Nestled in the snow-capped Himalayas with the Ravi and Chenab rivers meandering through its magnificent landscapes, Chamba, a former princely state, has a rich heritage of arts and crafts. Metal smelting is one of those incomparable art forms with its origin in the 10th century when King Sahil Verman moved his capital from Brahmpur (now Bharmour) to Chamba.
Believed to have been introduced by Kashmiri artisans, metal craftsmanship, which features relics from Chamba’s past, looks to an uncertain future. Once a source of income for thousands of people, this unique skill is rapidly declining with only two families in the business today.
Ankit Verma, whose family has worked in metalworking for centuries, says the intricate craftsmanship passed down from generation to generation takes years of practice. “We usually make idols and Mohra masks of deities, folk musical instruments and vessels. Chamba Thaal, a brass plate used for rituals, which was introduced only 40 years ago, is now representative of Chamba’s metal craftsmanship, ”explains the young artist. “However, there are few takers for this art today and it could soon disappear if steps are not taken to promote it,” he adds.
Livelihoods take precedence over art
The new generation has shown little interest in metal casting and is exploring other career options to make a safe living. “It takes a long time to master this art and requires large investments. In addition, there is a lack of knowledge about its value in terms of our cultural heritage, ”says Verma.
He believes that the craft has a chance if it is introduced in schools and taught in art institutes to encourage young people to make a profession of it.
Cast idols, make an inheritance
The manufacture of Chamba metal objects uses two techniques: the lost wax method (lost wax) and sand casting.
Lost wax consists of making a wax model (a sculpture), by coating it with a refractory (clay) to form a mold. The wax is heated until it melts and flows from the small holes left in the mold, then pours metal into the space left vacant. Each artifact made using the lost wax technique is unique and a masterpiece.
Sand casting is used for mass production.
Vijay Sharma, winner of the Padma Shri Prize for miniature painting of Kangra and researcher, claims that the statues at Bharmour and Chamba temples are marvels of Chamba metal craftsmanship. The beautiful craftsmanship is also seen in the form of metal casting on the walls and door frames of the temples.
“In recent times, art has lost favor due to a lack of promotion and a marketing platform,” he says.
Glorious past, uncertain future
Another artist, Himanshu Anand, claims that his grandfather won a national award for metal craftsmanship in 1973, while his father Rajesh Anand’s works have been shown in museums overseas, notably in the United States. “We need a suitable platform for our products.
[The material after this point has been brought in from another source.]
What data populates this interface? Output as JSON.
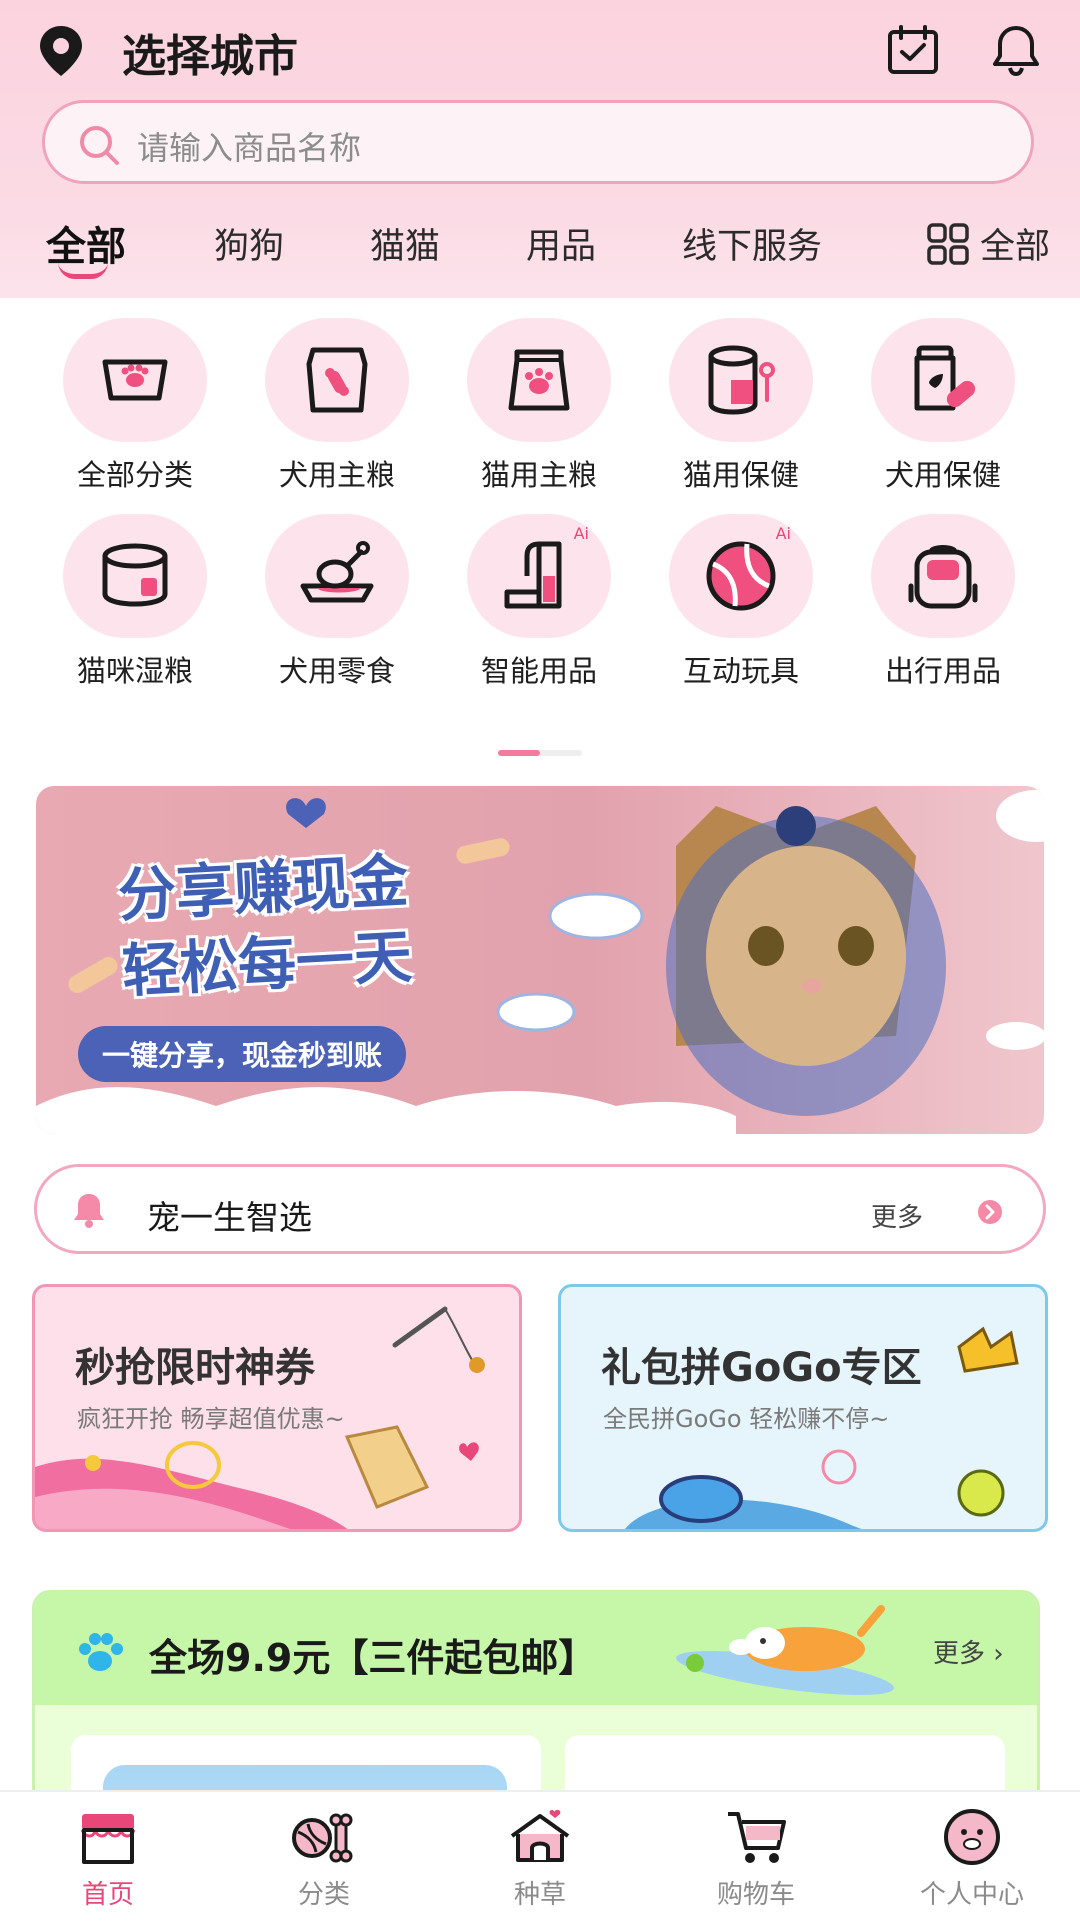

Previously, there was a government purchasing center in Chamba, but it closed its doors a few years ago, ”he says.
“In an industrial and tech-driven age, people are forgetting about traditional craftsmanship and turning to machine-made artifacts that are cheaper. The younger generation of artisan families are also abandoning art for lack of secure livelihoods, ”he says.
In the midst of darkness, a glimmer of hope
There is still a glimmer of hope as the Chamba Thaal, the premium brass decorative plaque with vibrant images of gods and goddesses, such as the 10 incarnations of Vishnu and the nine incarnations of Goddess Durga, gains in importance. popularity as a souvenir of Chamba.
Surender Thakur, head of the Bhuri Singh Museum in Chamba, said Union Sports Minister Anurag Thakur recently presented the Chamba Thaal in remembrance to Tokyo Olympic medalists Mirabai Chanu and PV Sindhu. “This will help promote Chamba art nationally and internationally,” he says.
The district administration recently formed the Chamba Art and Craft Promotion Society to support Chamba art. Company adviser Manuj Sharma said the Union Sports Ministry requisitioned more Chamba Thaal to congratulate hockey teams and other medalists.